Zachary G. Loman, Adrian P. Monroe, Sam K. Riffell, Darren A. Miller, Francisco J. Vilella, Bradley R. Wheat, Scott A. Rush, James A. Martin & Samuel K. Riffell
1. Switchgrass (Panicum virgatum) intercropping is a novel forest management practice for biomass production intended to generate cellulosic feedstocks within intensively managed loblolly pine-dominated landscapes. These pine plantations are important for early-successional bird species, as short rotation times continually maintain early successional habitat. We tested the efficacy of using community models compared to individual surrogate species models in understanding influences on nest survival. We analysed nest data to test for differences in habitat use for...

Data from: Direct benefits of choosing a high fitness mate can offset the indirect costs associated with intralocus sexual conflict

Alison Pischedda & Adam K. Chippindale
Intralocus sexual conflict generates a cost to mate choice: high fitness partners transmit genetic variation that confers lower fitness to offspring of the opposite sex. Our earlier work in the fruit fly, Drosophila melanogaster, revealed that these indirect genetic costs were sufficient to reverse potential “good genes” benefits of sexual selection. However, mate choice can also confer direct fitness benefits by inducing larger numbers of progeny. Here, we consider whether direct benefits through enhanced fertility...

Data from: Evaluation of mowing frequency on right-of-way plant communities in Mississippi

Edward D. Entsminger, Jeanne C. Jones, John W. Guyton, Bronson K. Strickland & Bruce D. Leopold
Abstract: Native grasses and native wildflowers are declining, especially along roadside right-of-ways due to intensive mowing and herbicide management practices.
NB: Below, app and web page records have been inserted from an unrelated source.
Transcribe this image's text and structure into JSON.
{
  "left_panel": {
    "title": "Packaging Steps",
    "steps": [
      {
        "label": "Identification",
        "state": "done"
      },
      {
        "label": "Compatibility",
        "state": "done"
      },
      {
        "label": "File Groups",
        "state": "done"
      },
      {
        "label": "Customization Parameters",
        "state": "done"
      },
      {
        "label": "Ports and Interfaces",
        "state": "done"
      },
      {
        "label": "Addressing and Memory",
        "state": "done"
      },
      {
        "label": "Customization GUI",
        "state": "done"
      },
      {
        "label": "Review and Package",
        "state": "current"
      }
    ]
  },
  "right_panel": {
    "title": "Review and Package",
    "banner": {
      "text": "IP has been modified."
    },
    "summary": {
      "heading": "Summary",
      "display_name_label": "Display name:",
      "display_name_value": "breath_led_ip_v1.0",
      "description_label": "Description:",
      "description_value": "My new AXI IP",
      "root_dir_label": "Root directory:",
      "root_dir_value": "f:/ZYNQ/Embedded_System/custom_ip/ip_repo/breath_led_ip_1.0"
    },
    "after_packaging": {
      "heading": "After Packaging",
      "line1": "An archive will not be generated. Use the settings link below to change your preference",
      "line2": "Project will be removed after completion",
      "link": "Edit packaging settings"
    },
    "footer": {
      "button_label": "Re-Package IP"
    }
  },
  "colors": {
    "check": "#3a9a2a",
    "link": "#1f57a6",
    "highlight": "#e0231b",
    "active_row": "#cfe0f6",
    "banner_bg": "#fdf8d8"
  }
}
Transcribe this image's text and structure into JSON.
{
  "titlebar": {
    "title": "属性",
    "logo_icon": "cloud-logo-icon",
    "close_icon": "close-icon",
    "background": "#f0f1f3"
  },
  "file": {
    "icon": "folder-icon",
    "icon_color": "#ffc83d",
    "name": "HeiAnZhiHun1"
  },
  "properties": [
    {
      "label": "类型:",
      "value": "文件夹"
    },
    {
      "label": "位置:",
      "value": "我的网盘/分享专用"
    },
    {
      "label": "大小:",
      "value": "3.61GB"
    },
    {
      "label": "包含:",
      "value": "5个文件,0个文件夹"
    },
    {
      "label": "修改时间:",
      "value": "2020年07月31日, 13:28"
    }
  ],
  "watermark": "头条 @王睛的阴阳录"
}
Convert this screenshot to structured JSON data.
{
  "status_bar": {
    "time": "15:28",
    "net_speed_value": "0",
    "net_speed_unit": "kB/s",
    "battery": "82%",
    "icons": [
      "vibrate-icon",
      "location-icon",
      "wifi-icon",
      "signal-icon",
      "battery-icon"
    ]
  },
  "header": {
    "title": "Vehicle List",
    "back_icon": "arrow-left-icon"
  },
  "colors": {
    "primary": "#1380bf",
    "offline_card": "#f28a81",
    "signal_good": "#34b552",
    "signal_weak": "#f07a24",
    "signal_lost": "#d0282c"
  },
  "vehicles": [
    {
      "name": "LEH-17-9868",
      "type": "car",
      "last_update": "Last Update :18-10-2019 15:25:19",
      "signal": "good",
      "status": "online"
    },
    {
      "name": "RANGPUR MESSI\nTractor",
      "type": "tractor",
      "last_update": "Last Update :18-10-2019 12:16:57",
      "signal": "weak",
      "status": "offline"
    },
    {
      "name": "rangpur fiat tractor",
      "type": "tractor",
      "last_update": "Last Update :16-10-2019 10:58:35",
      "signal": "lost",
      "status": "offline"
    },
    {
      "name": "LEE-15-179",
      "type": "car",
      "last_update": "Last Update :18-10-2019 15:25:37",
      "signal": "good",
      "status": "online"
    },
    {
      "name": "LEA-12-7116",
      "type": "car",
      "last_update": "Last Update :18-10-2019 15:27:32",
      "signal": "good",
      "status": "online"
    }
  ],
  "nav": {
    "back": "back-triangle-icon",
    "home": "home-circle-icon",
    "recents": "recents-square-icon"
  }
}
Roadside right-of-ways undergo regular disturbances such as mowing, maintenance, and road developments that affect soils, groundwater, surface hydrology, and vegetation composition. We investigated species richness and percent coverage within plant communities along highway right-of-ways to determine if reduced mowing increased native plant coverage. The study was conducted using 10 research plots situated along Highway 25...

Data from: Spatial genetic structure in American black bears (Ursus americanus): female philopatry is variable and related to population history

Thea V. Kristensen, Emily E. Puckett, Erin L. Landguth, Jerrold L. Belant, John T. Hast, Colin Carpenter, Jaime L. Sajecki, Jeff Beringer, Myron Means, John J. Cox, Lori S. Eggert, & Kimberly G. Smith
Previously, American black bears (Ursus americanus) were thought to follow the pattern of female philopatry and male-biased dispersal. However, recent studies have identified deviations from this pattern. Such flexibility in dispersal patterns can allow individuals greater ability to acclimate to changing environments. We explored dispersal and spatial genetic relatedness patterns across ten black bear populations—including long established (historic), with known reproduction >50 years ago, and newly established (recent) populations, with reproduction recorded <50 years ago—in...

Registration Year

  • 2017

Resource Types

  • Dataset


  • Mississippi State University
  • University of Georgia
  • University of Arkansas System
  • California Polytechnic State University
  • University of Kansas
  • University of Montana
  • The Bronx Defenders
  • West Virginia Division of Natural Resources
  • Linyi University
  • University of Ghana